Where a line in the records below includes "content", pull that line out.

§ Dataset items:
● ● ●

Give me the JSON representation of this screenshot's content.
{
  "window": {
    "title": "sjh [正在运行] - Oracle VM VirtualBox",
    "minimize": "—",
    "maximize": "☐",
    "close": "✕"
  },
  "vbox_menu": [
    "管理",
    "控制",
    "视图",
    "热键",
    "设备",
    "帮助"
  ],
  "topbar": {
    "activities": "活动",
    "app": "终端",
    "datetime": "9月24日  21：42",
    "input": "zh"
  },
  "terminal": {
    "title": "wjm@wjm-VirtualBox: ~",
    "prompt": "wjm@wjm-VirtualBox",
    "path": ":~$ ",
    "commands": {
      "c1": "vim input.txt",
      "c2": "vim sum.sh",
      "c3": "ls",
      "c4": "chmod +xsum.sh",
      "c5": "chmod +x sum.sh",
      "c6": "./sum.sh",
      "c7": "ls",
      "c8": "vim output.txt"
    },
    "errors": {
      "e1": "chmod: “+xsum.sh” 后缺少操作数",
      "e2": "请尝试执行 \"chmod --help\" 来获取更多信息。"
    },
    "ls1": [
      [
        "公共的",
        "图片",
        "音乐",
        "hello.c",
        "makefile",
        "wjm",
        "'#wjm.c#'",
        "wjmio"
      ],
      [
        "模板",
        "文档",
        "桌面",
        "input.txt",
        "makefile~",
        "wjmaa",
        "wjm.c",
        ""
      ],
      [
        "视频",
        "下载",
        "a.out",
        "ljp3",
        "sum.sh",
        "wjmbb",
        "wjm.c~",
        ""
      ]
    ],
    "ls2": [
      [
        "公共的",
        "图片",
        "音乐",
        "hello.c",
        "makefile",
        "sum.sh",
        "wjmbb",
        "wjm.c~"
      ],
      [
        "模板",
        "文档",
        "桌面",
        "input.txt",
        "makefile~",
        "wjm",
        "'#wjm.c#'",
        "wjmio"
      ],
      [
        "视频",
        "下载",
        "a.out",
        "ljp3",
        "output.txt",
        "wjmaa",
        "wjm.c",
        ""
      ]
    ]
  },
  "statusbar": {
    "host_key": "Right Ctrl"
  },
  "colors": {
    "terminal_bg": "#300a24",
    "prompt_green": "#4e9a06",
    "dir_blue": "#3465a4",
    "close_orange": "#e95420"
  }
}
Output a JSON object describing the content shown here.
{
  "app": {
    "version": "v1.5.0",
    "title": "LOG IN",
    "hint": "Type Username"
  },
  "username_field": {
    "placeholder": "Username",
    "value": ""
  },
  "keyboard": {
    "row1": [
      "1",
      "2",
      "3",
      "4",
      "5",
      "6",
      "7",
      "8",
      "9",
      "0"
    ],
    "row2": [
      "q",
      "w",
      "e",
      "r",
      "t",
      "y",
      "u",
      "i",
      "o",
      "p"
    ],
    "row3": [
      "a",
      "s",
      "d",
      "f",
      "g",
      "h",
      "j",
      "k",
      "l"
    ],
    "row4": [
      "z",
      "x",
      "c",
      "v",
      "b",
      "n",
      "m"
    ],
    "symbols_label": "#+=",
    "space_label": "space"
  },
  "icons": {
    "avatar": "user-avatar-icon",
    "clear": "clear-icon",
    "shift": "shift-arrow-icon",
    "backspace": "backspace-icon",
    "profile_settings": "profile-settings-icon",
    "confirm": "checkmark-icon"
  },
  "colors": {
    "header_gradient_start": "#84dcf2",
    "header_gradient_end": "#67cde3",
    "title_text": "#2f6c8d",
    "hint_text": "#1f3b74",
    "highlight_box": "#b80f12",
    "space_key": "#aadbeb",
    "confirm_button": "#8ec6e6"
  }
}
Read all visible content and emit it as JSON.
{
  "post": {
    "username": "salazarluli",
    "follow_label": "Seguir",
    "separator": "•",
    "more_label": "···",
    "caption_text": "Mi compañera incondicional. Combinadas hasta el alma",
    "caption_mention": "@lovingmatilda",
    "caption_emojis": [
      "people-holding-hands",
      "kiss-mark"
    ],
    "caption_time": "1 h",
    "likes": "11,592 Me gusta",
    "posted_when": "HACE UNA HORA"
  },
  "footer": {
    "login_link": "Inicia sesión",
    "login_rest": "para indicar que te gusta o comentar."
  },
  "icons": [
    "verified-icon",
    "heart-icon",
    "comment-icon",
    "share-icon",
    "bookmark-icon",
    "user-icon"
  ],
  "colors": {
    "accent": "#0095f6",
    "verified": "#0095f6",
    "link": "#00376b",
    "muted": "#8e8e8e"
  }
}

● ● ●

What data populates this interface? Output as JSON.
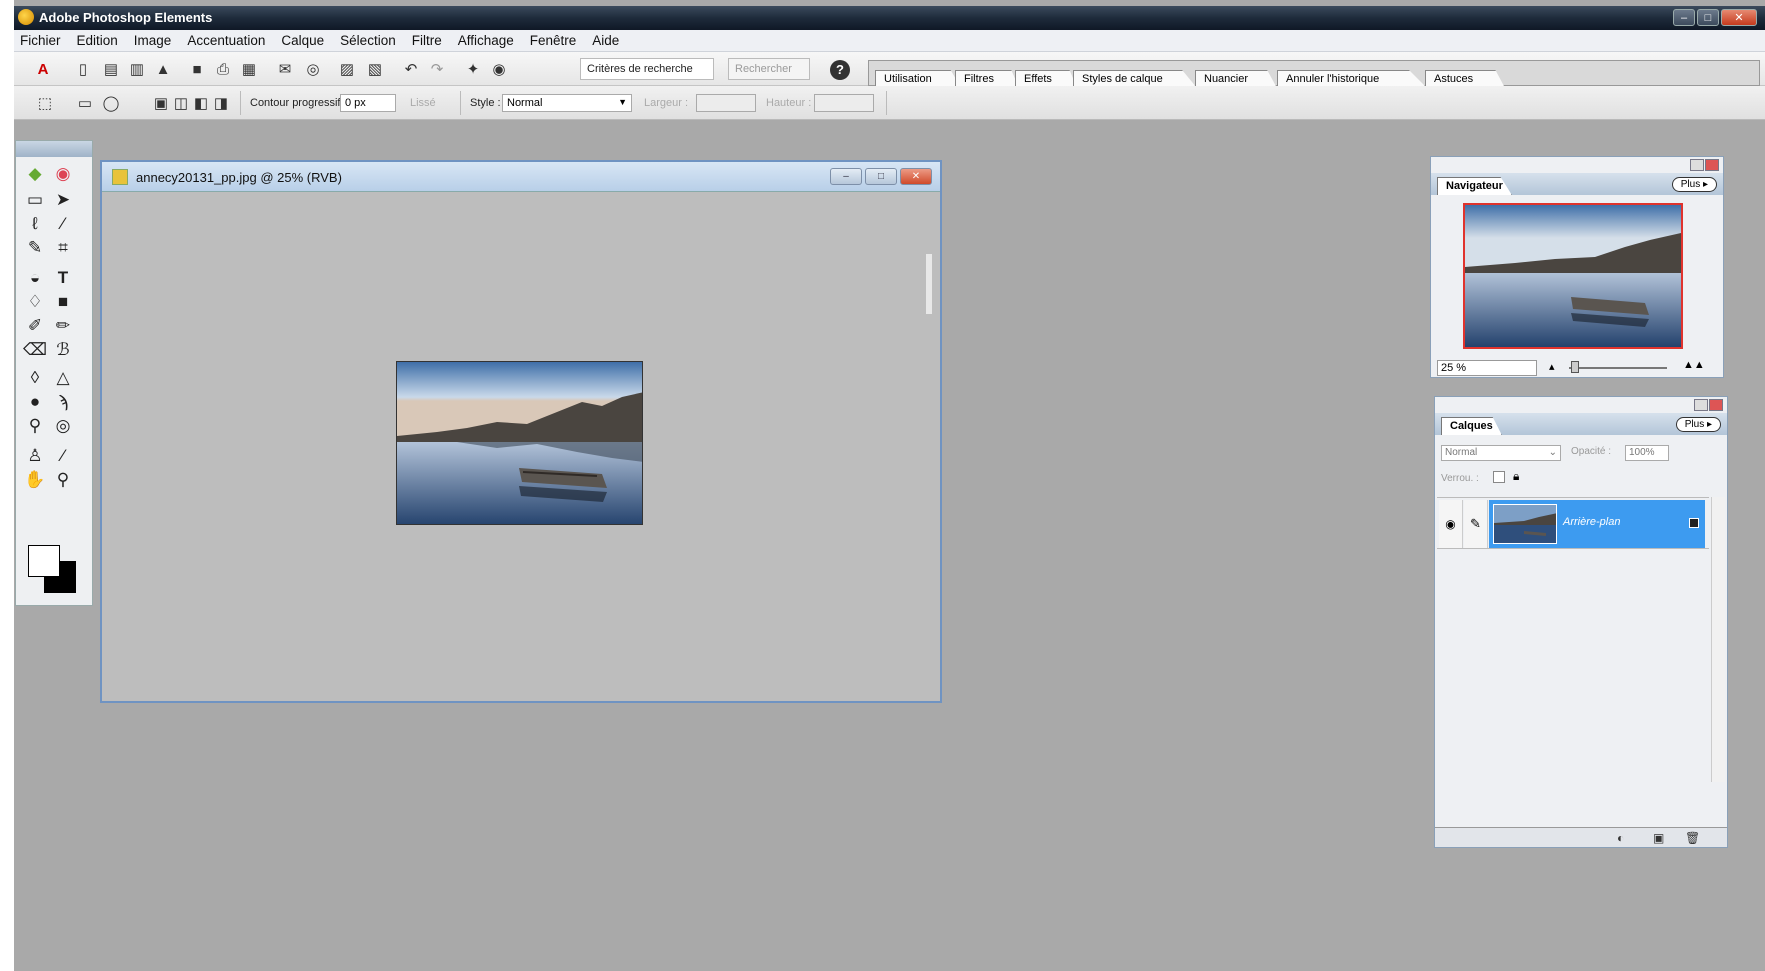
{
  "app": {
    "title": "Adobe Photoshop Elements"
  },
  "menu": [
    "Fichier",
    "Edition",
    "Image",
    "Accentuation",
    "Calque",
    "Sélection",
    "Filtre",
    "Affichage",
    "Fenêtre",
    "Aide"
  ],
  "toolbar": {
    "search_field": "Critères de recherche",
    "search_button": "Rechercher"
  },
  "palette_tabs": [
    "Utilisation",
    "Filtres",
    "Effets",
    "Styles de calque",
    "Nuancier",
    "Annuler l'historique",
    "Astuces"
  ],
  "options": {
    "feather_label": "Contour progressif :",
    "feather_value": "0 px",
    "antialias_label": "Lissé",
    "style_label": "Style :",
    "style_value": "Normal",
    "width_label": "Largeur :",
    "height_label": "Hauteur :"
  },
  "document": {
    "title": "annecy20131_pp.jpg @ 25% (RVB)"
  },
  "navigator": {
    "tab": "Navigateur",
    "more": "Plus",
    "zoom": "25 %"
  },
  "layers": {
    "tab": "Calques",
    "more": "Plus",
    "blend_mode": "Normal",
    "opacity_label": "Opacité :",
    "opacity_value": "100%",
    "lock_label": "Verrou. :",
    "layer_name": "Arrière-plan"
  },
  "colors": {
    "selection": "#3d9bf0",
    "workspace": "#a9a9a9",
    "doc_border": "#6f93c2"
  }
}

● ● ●

§ WORKED SOLUTION:
Give me the JSON representation of this screenshot's content.
Output a JSON object describing the content shown here.
Read all visible content and emit it as JSON.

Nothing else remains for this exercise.